Stored data:
===
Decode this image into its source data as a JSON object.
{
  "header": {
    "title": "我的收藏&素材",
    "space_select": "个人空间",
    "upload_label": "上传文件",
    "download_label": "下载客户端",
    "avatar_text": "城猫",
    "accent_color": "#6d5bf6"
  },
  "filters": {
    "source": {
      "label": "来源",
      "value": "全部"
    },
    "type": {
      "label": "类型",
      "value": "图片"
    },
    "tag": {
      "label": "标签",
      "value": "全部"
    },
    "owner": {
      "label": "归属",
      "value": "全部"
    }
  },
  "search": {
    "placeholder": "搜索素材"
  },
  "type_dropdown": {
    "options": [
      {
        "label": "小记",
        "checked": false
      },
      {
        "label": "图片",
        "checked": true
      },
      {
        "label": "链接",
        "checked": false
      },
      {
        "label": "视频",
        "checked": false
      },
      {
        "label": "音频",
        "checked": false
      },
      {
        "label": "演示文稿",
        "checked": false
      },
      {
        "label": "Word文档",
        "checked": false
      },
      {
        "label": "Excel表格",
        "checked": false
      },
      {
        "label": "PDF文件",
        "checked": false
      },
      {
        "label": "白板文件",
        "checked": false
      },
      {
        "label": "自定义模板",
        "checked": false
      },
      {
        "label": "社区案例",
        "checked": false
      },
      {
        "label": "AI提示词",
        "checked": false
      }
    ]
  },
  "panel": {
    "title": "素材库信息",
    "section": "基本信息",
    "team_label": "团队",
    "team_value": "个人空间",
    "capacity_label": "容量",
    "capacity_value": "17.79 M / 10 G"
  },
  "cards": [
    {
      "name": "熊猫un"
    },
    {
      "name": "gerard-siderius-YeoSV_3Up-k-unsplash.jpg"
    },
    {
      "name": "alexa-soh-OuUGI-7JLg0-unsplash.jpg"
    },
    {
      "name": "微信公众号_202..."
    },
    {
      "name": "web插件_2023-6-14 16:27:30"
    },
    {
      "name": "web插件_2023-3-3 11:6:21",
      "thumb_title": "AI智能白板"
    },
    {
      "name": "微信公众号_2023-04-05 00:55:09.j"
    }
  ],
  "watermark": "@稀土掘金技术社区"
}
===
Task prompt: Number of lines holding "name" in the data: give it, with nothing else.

Answer to this exercise: 7